By Paul Homewood
As we all know, Greenland is warming up rapidly, causing the ice sheet to melt faster and faster.
Well, according to the BBC and New York Times, at least.
Only one slight problem – the temperature record shows quite a different story.
Each year, the DMI publishes the Greenland – DMI Historical Climate Data Collection:
Greenland has a number of very long running weather stations covering most of the country’s coastal regions, except for the far north. The report provides temperature graphs for each:
On both east and west coasts, it is abundantly clear that temperatures were just as high in the 1930s and 40s as they have been in the last decade or so, with the exception of the anomalously mild year in 2010.
And the reason is simple – the AMO:
There is certainly no evidence of rising temperature trends, and every likelihood that temperatures will plummet again when the AMO turns cold again.

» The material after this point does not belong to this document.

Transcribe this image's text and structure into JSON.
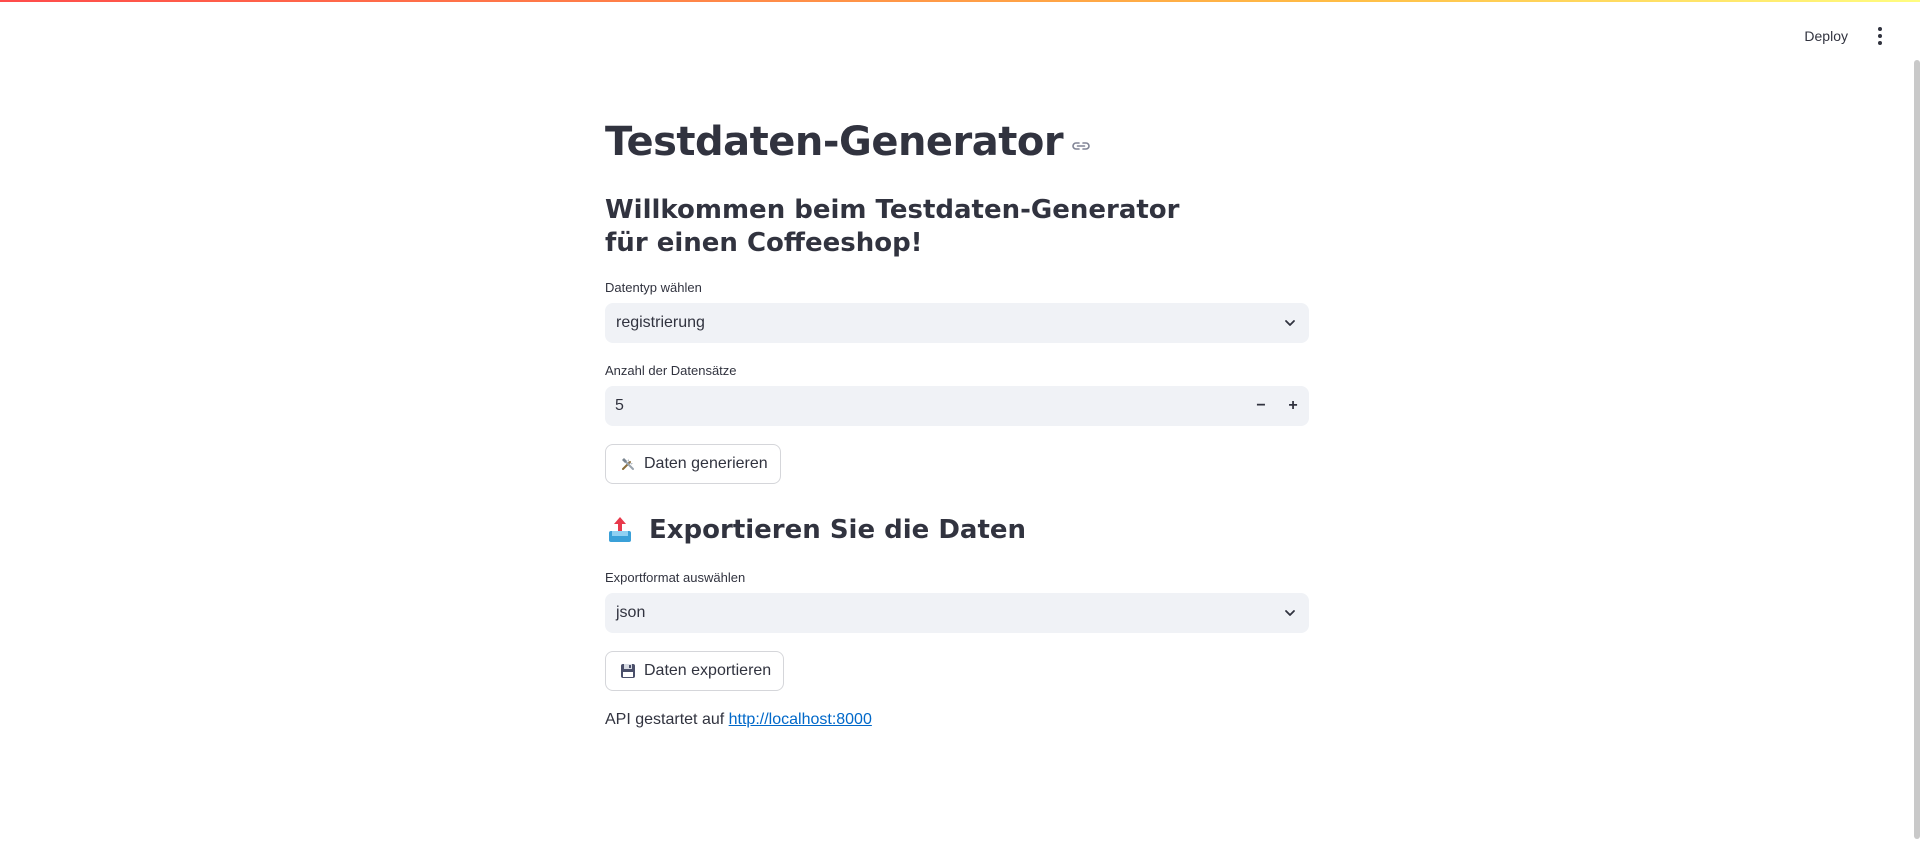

Meanwhile for the second year running, the Greenland ice sheet has been increasing at close to record levels:
Not that you will any of this on the BBC!
NB, DMI have this handy explanation of how the ice sheet gains and loses mass:
Due to gravity, ice flows slowly outwards like dough on a kitchen counter. When snow falls on top of the ice sheet year after year, the layers below are slowly compressed into ice. In the central part of the ice sheet, where little if any melt occurs, new layers will therefore continually be added. The ice does not grow in height, however, since the extra ice is balanced by the flow away from the center. Further out towards the coast we find the equilibrium line, where snowfall and melt are exactly balanced. Below the equilibrium line, there is more melt than snowfall and here the net mass loss is countered by the flow coming out from the center of the ice sheet. Here it is the ice sheet itself which melts.
For an ice sheet that neither grows or shrinks, there is at all points averaged over the year a balance between
- the amount of snow that falls and is compressed to ice
- the amount of snow and ice that melts or evaporates (sublimates) and
- the amount of ice that flows away due to the ice motion
The two first contributions make up the surface mass balance. For the ice sheet as a whole, there is a balance between the surface mass balance and the amount of ice that calves into the ocean as icebergs.
If climate changes, the surface mass balance may change such that it no longer matches the calving and the ice sheet can start to gain or lose mass. This is important to keep track of, since such a mass loss will lead to global sea level rise. As mentioned, satellites measuring the ice sheet mass have observed a loss of around 200 Gt/year over the last decade.
via NOT A LOT OF PEOPLE KNOW THAT
July 1, 2018 at 01:46PM